The next 30 miles were brutal. We stayed at the trading post for one and a half hours as it was so pleasant to have shade, a restroom and cold drinks. We knew we had to sunblock up, as the rest of the day was sunny and hot, with no shade and no clouds.
When we arrived in Hachita the lock on the door to the community center was unlocked and we were welcome to stay. We quickly got out of our hot clothes, unpacked our food and put in the refrigerator. The place was stocked with snacks and food for folks like us, and there were welcome signs every where. We would be the only people to stay at the community center that night. John found a hose in the back of the building, and there was a newly installed water spigot in the front. So, we grabbed our small hotel soap, got into our swimsuits and headed outside, where we took a quick, but wonderful shower.
Hachita town history is like so many others. Boom to bust. Train to truck, coal to mining. All towns had big dreams and had bust with the change of times. There currently was less than 40 folks who remained in Hachita, and many of the names of supports on the walls, were also the same names that rested in the local cemetery. The evening brought a beautiful sunset, followed by a lightning storm. We took chairs outside to enjoy the storm. While it rained good on 4th street, the east side of the building, on 3rd street it was completely dry. The community center posted the history of Hachita on the wall and I read it out loud as the lighting and thunder crashed around outside. We were starting to realize this was it. This was our last night out in a foreign city. In 24 hours we would be having dinner with John’s parents and enjoying a hot shower and a real bed. The journey would be over. We couldn’t be more happy to finish. We were starting to realize what we had gone through.

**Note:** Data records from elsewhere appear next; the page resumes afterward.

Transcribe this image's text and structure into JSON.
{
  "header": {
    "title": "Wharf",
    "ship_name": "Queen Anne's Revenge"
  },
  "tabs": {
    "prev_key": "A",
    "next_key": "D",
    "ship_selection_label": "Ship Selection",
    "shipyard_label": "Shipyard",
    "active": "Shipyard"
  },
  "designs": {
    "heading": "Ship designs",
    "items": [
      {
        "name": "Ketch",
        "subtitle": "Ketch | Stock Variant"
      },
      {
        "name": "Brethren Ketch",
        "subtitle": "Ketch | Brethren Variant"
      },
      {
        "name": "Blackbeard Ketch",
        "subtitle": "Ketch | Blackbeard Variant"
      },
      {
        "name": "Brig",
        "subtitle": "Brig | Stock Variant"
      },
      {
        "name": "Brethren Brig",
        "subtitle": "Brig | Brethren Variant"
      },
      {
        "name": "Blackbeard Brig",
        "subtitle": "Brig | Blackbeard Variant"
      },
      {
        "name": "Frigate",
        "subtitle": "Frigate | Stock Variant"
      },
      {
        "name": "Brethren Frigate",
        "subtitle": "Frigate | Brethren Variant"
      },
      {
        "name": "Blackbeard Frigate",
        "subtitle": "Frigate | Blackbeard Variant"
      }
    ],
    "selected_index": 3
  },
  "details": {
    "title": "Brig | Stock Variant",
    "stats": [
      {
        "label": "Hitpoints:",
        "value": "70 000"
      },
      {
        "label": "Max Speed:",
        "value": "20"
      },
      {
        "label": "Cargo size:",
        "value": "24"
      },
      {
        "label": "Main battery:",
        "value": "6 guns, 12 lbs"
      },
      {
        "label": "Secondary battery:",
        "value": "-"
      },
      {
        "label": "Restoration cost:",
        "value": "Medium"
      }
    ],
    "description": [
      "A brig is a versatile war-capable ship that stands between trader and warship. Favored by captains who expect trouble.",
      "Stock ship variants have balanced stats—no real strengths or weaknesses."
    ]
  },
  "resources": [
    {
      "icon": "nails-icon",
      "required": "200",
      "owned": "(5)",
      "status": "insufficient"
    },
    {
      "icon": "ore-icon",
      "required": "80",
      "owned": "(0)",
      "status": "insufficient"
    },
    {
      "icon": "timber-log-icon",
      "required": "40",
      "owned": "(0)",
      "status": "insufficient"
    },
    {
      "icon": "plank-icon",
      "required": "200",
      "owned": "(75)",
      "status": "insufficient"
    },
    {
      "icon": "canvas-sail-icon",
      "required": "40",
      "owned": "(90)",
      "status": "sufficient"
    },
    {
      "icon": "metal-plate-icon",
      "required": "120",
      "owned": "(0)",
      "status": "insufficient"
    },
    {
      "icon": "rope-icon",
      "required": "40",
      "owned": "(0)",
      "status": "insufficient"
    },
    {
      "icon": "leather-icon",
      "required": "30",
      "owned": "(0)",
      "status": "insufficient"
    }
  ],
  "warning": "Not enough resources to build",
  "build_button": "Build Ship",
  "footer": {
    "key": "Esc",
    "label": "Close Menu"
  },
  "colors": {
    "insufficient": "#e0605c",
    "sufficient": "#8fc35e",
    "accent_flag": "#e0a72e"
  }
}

As we laid down in our sleeping bags on the stage in the community center, the flies buzzed around us and the crickets chirped. Having electricity, I pulled up the photos on my iPhone and John and I enjoyed looking back at where we had been. We immediately recognized the harder days and would talk about hills, or people we met, or the length of the trip, and how you couldn’t really focus on one day or one point of time. How would we describe this to others? How do you share seven weeks of hardship and joy? These times and memories our ours to share, live in our head, and go back to, hopefully often and fondly as time passes.